1

I have security cameras all around the house and a few inside. The ones inside are able to record audio. If someone knows and is aware of the cameras when entering my home, am I able to use recorded conversations in a court of law?

The jurisdiction of interest is California, USA.

There is a posted notice outside my house, right next to the entrance door in plain sight. The cameras inside are also in plain sight. They are mounted in corner walls with no object obstructing them.

4
  • 3
    What jurisdiction? – Moo Feb 28 at 5:00
  • 1
    In addition to providing jurisdiction info, please also provide whether or not the cameras are concealed and whether or not there are posted notices regarding the cameras. Providing all those details will help generate better answers from the community. – RockPaperLz- Mask it or Casket Feb 28 at 5:23
  • 1
    Sorry, I've updated question – user106526 Feb 28 at 18:20
  • 1
    The requested information having been provided, this should be reopened. – David Siegel Feb 28 at 19:35
2

Yes. The posted notice that you have cameras with audio in addition to the subject's entry into your home should be enough to constitute consent under a two party consent law (not sure if Cali is Two Party Consent, but it would not surprise me). The posted notice by the entrance door provides the information that you are using recording devices and their entry into your house (whether by legal invitation or illegal trespass) is an action taken that implies consent to the recording (they do not have to enter your house if they did not consent, you did not kidnap them, and they did not request that you turn off the recording devices prior to their entry nor did you agree to do such in the encounter.).

That said, it might be a murky area if the person in question is a lawful resident of the residence but never approved of the cameras OR the cameras were put in places that may have an exceptional reasonable expectation of privacy (i.e. inside a bathroom). Additionally "Nanny Cams" might open up another matter. You should also check in a local jurisdiction if a guest has a reasonable expectation to privacy in common spaces of your own home, as 2 Party Consent normally concerns recordings where one would have a reasonable expectation of privacy, which is not a place that is accessible to the public at the time of recording.

1
  • That last sentence is inaccurate.
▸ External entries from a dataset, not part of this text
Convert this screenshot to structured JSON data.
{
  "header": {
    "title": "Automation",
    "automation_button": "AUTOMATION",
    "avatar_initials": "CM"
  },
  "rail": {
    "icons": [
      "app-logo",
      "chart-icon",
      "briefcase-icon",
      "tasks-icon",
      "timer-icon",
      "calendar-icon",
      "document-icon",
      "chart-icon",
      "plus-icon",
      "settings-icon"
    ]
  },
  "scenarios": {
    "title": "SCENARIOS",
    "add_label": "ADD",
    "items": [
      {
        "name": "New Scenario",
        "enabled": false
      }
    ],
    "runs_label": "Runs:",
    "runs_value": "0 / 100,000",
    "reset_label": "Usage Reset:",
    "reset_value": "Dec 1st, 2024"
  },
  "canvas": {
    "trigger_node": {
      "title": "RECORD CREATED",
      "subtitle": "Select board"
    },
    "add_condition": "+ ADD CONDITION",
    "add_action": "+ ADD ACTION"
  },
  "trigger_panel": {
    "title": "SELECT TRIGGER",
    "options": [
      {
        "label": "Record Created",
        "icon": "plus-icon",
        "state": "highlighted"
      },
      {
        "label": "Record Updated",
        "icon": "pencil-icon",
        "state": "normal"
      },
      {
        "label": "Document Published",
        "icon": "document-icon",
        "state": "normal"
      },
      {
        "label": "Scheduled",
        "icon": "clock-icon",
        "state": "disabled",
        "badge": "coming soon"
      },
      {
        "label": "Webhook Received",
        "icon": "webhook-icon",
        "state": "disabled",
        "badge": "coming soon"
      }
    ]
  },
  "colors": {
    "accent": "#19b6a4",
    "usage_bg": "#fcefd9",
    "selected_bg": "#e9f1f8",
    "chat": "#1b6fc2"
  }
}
It’s not impossible to have a reasonable expectation of privacy in public. This scenario would always come down to the specific facts of the case. – A.fm. Mar 1 at 19:16

Your Answer

By clicking “Post Your Answer”, you agree to our terms of service, privacy policy and cookie policy

Not the answer you're looking for? Browse other questions tagged or ask your own question.